Distance based regression models for proportions {Compositional}R Documentation

Distance based regression models for proportions

Description

Distance based regression models for proportions.

Usage

ols.prop.reg(y, x, cov = FALSE, tol = 1e-07, maxiters = 100)
helling.prop.reg(y, x, tol = 1e-07, maxiters = 100)

Arguments

y

A numerical vector proportions. 0s and 1s are allowed.

x

A matrix or a data frame with the predictor variables.

cov

Should the covariance matrix be returned? TRUE or FALSE.

tol

The tolerance value to terminate the Newton-Raphson algorithm. This is set to 10^{-9} by default.

maxiters

The maximum number of iterations before the Newton-Raphson is terminated automatically.

Details

We are using the Newton-Raphson, but unlike R's built-in function "glm" we do no checks and no extra calculations, or whatever. Simply the model. The functions accept binary responses as well (0 or 1).

Value

A list including:

sse

The sum of squres of errors for the "ols.prop.reg" function.

be

The estimated regression coefficients.

seb

The standard error of the regression coefficients if "cov" is TRUE.

covb

The covariance matrix of the regression coefficients in "ols.prop.reg" if "cov" is TRUE.

H

The Hellinger distance between the true and the obseervd proportions in "helling.prop.reg".

iters

The number of iterations required by the Newton-Raphson.

Author(s)

Michail Tsagris.

R implementation and documentation: Michail Tsagris mtsagris@uoc.gr.

References

Papke L. E. & Wooldridge J. (1996). Econometric methods for fractional response variables with an application to 401(K) plan participation rates. Journal of Applied Econometrics, 11(6): 619–632.

McCullagh, Peter, and John A. Nelder. Generalized linear models.

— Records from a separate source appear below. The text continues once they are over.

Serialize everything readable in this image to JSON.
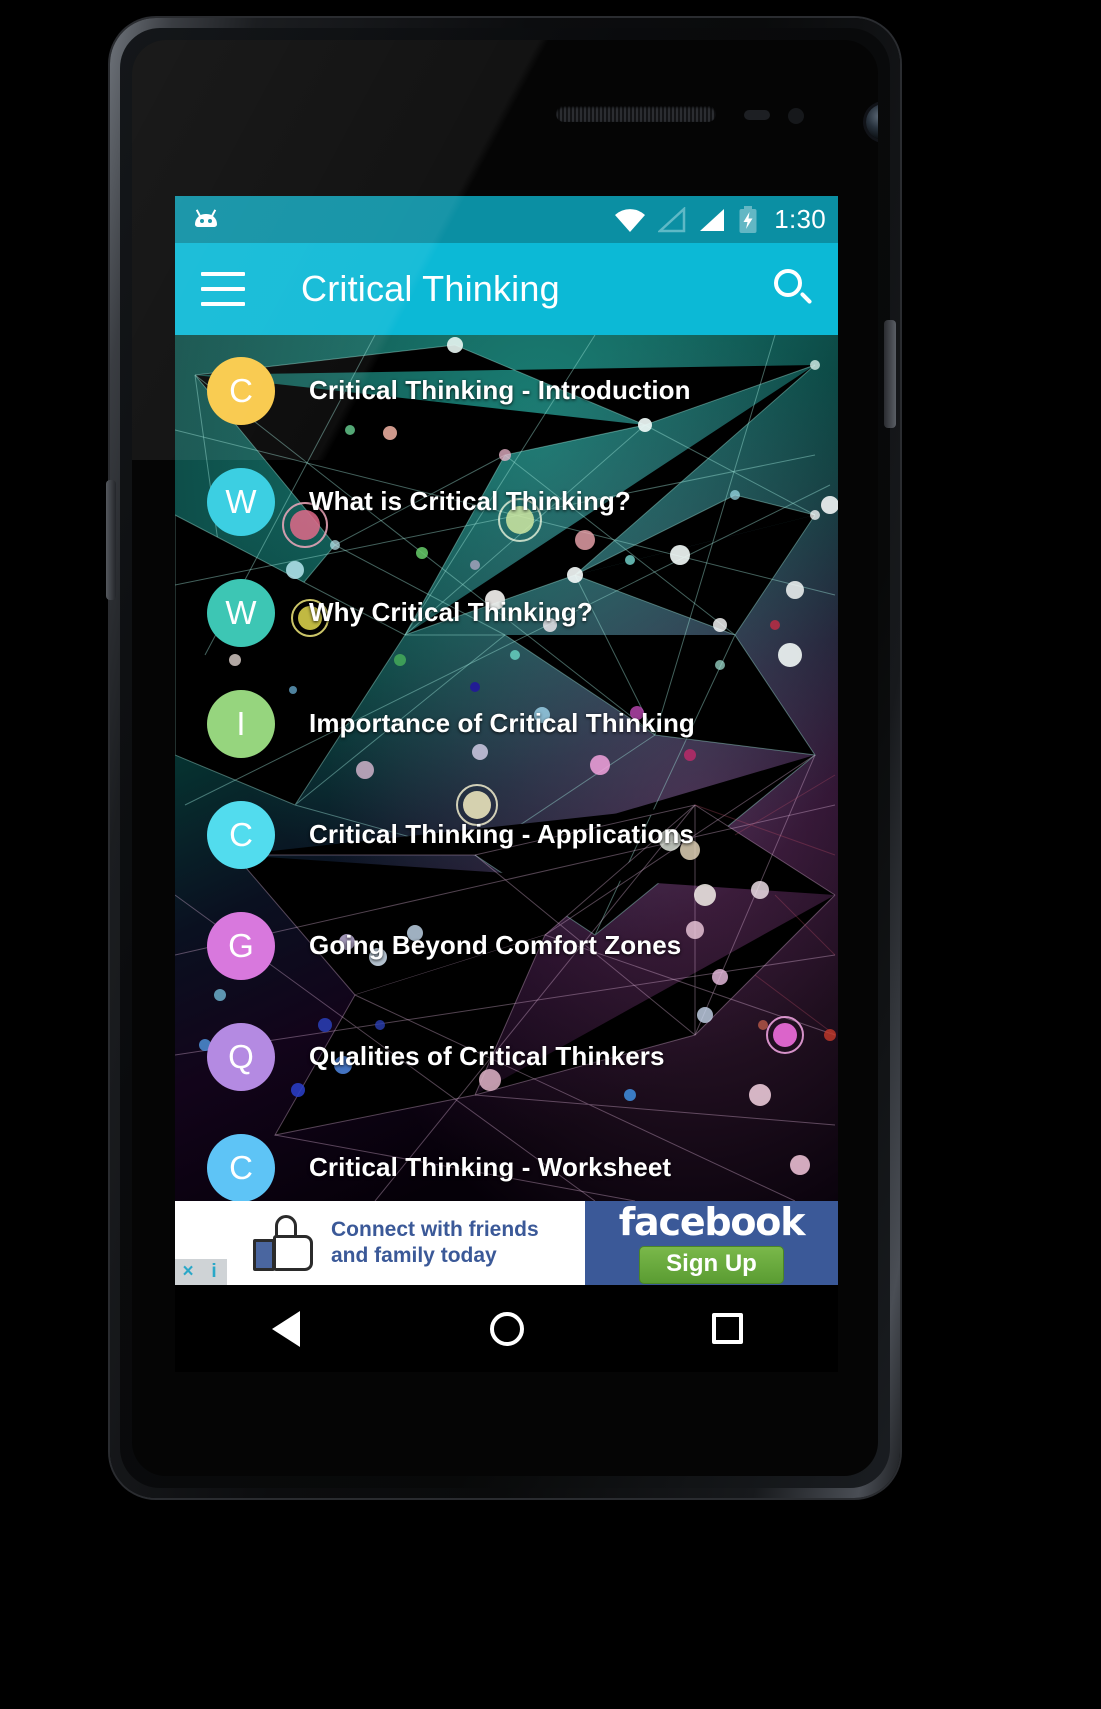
{
  "status_bar": {
    "robot_icon": "android-robot-icon",
    "wifi_icon": "wifi-icon",
    "signal_empty_icon": "signal-empty-icon",
    "signal_full_icon": "signal-full-icon",
    "battery_icon": "battery-charging-icon",
    "time": "1:30"
  },
  "toolbar": {
    "menu_icon": "hamburger-menu-icon",
    "title": "Critical Thinking",
    "search_icon": "search-icon",
    "background_color": "#0cb9d6"
  },
  "list": {
    "items": [
      {
        "initial": "C",
        "label": "Critical Thinking - Introduction",
        "color": "#f9c846"
      },
      {
        "initial": "W",
        "label": "What is Critical Thinking?",
        "color": "#3ccfe2"
      },
      {
        "initial": "W",
        "label": "Why Critical Thinking?",
        "color": "#3dc6b4"
      },
      {
        "initial": "I",
        "label": "Importance of Critical Thinking",
        "color": "#96d57e"
      },
      {
        "initial": "C",
        "label": "Critical Thinking - Applications",
        "color": "#52dcee"
      },
      {
        "initial": "G",
        "label": "Going Beyond Comfort Zones",
        "color": "#d878dd"
      },
      {
        "initial": "Q",
        "label": "Qualities of Critical Thinkers",
        "color": "#b48ae2"
      },
      {
        "initial": "C",
        "label": "Critical Thinking - Worksheet",
        "color": "#5ec4f6"
      }
    ]
  },
  "ad": {
    "headline_line1": "Connect with friends",
    "headline_line2": "and family today",
    "thumb_icon": "thumbs-up-icon",
    "brand": "facebook",
    "cta": "Sign Up",
    "close_badge": "×",
    "info_badge": "i",
    "brand_color": "#3b5998",
    "cta_color": "#5a9c32"
  },
  "nav_bar": {
    "back_icon": "back-triangle-icon",
    "home_icon": "home-circle-icon",
    "recents_icon": "recents-square-icon"
  }
}
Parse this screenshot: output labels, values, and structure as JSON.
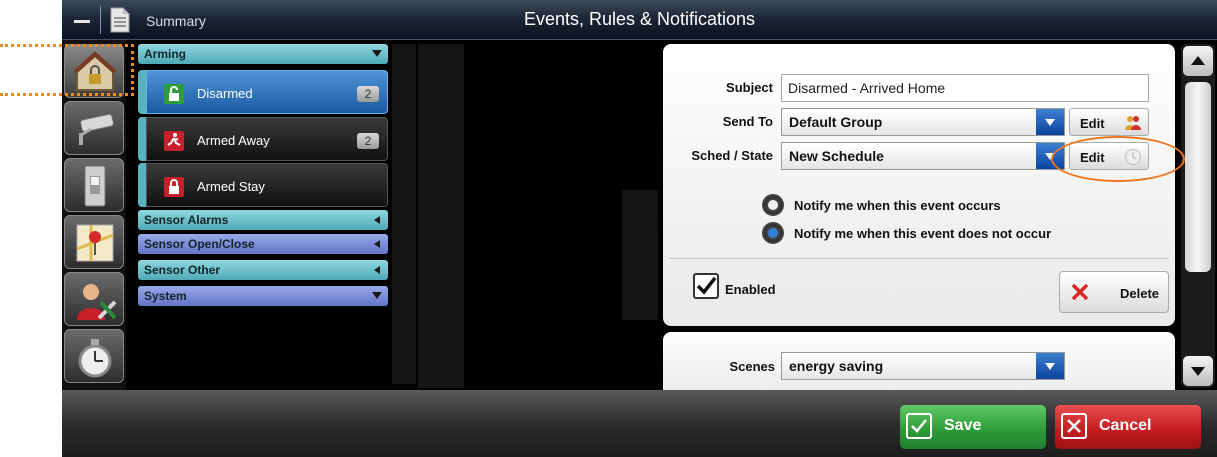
{
  "titlebar": {
    "summary_label": "Summary",
    "title": "Events, Rules & Notifications"
  },
  "rail": {
    "items": [
      {
        "icon": "house-lock-icon",
        "selected": true
      },
      {
        "icon": "security-camera-icon",
        "selected": false
      },
      {
        "icon": "light-switch-icon",
        "selected": false
      },
      {
        "icon": "map-pin-icon",
        "selected": false
      },
      {
        "icon": "user-tools-icon",
        "selected": false
      },
      {
        "icon": "stopwatch-icon",
        "selected": false
      }
    ]
  },
  "list": {
    "categories": [
      {
        "label": "Arming",
        "expanded": true
      },
      {
        "label": "Sensor Alarms",
        "expanded": false
      },
      {
        "label": "Sensor Open/Close",
        "expanded": false
      },
      {
        "label": "Sensor Other",
        "expanded": false
      },
      {
        "label": "System",
        "expanded": true
      }
    ],
    "events": [
      {
        "label": "Disarmed",
        "count": "2",
        "selected": true,
        "icon": "unlock-icon",
        "color": "#2f9e3a"
      },
      {
        "label": "Armed Away",
        "count": "2",
        "selected": false,
        "icon": "running-man-icon",
        "color": "#c8202a"
      },
      {
        "label": "Armed Stay",
        "count": "",
        "selected": false,
        "icon": "lock-icon",
        "color": "#c8202a"
      }
    ]
  },
  "form": {
    "subject_label": "Subject",
    "subject_value": "Disarmed - Arrived Home",
    "send_to_label": "Send To",
    "send_to_value": "Default Group",
    "sched_label": "Sched / State",
    "sched_value": "New Schedule",
    "edit_label": "Edit",
    "radio_occurs": "Notify me when this event occurs",
    "radio_not_occurs": "Notify me when this event does not occur",
    "radio_selected": "not_occurs",
    "enabled_label": "Enabled",
    "enabled": true,
    "delete_label": "Delete",
    "scenes_label": "Scenes",
    "scenes_value": "energy saving"
  },
  "bottom": {
    "save_label": "Save",
    "cancel_label": "Cancel"
  },
  "colors": {
    "accent_blue": "#1a5aa3",
    "save_green": "#2e9d3a",
    "cancel_red": "#c81e22",
    "highlight_orange": "#f0761e"
  }
}
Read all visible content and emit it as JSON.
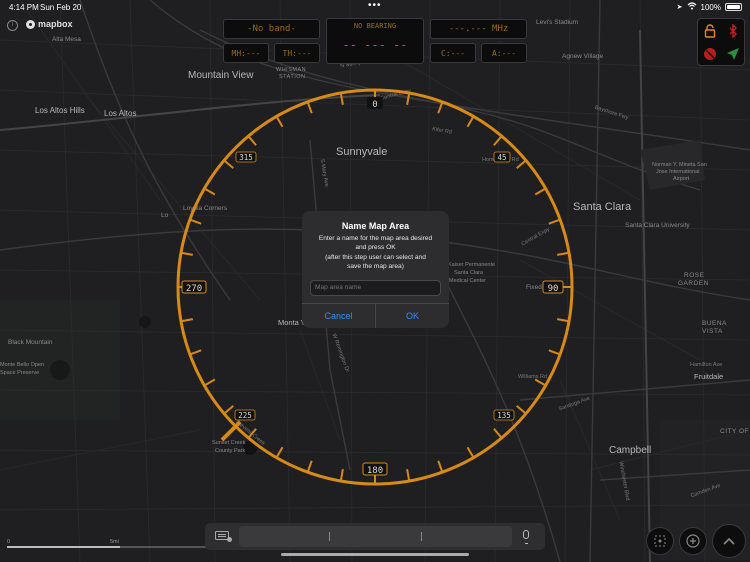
{
  "status_bar": {
    "time": "4:14 PM",
    "date": "Sun Feb 20",
    "battery": "100%",
    "dots": "•••"
  },
  "map": {
    "attribution": "mapbox",
    "cities": [
      {
        "name": "Mountain View"
      },
      {
        "name": "Los Altos Hills"
      },
      {
        "name": "Los Altos"
      },
      {
        "name": "Sunnyvale"
      },
      {
        "name": "Santa Clara"
      },
      {
        "name": "Campbell"
      },
      {
        "name": "Fruitdale"
      },
      {
        "name": "Monta V"
      }
    ],
    "small_labels": [
      "Alta Mesa",
      "Agnew Village",
      "Levi's Stadium",
      "Norman Y. Mineta San",
      "Jose International",
      "Airport",
      "Santa Clara University",
      "ROSE",
      "GARDEN",
      "BUENA",
      "VISTA",
      "Loyola Corners",
      "Kaiser Permanente",
      "Santa Clara",
      "Medical Center",
      "Black Mountain",
      "Monte Bello Open",
      "Space Preserve",
      "Sunset Creek",
      "County Park",
      "CITY OF",
      "WHISMAN",
      "STATION",
      "Fixed",
      "Lo"
    ],
    "road_labels": [
      "Central Expy",
      "Bayshore Fwy",
      "Kifer Rd",
      "Central Expy",
      "S Mary Ave",
      "Homestead Rd",
      "Williams Rd",
      "Saratoga Ave",
      "Winchester Blvd",
      "Camden Ave",
      "Hamilton Ave",
      "W Remington Dr",
      "Stevens Creek",
      "N Sunnyvale Rd"
    ],
    "scale_label": "5mi"
  },
  "lcd": {
    "band": "-No band-",
    "bearing_title": "NO BEARING",
    "bearing_value": "-- --- --",
    "freq": "---.--- MHz",
    "mh": "MH:---",
    "th": "TH:---",
    "c": "C:---",
    "a": "A:---",
    "color": "#9a6a17"
  },
  "compass": {
    "color": "#d88a17",
    "labels": {
      "north": "0",
      "east": "90",
      "south": "180",
      "west": "270",
      "ne": "45",
      "se": "135",
      "sw": "225",
      "nw": "315"
    }
  },
  "controls": {
    "icons": [
      "unlock-icon",
      "bluetooth-icon",
      "no-entry-icon",
      "location-arrow-icon"
    ]
  },
  "dialog": {
    "title": "Name Map Area",
    "message_line1": "Enter a name for the map area desired",
    "message_line2": "and press OK",
    "message_line3": "(after this step user can select and",
    "message_line4": "save the map area)",
    "input_placeholder": "Map area name",
    "input_value": "",
    "cancel_label": "Cancel",
    "ok_label": "OK",
    "accent": "#3a8cf5"
  },
  "bottom_buttons": [
    "recenter-icon",
    "add-icon",
    "chevron-up-icon"
  ]
}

CRC press, USA, 2nd edition, 1989.

See Also

propreg, beta.reg

Examples

y <- rbeta(100, 1, 4)
x <- matrix(rnorm(100 * 2), ncol = 2)
a1 <- ols.prop.reg(y, x)
a2 <- helling.prop.reg(y, x)

[Package Compositional version 5.2 Index]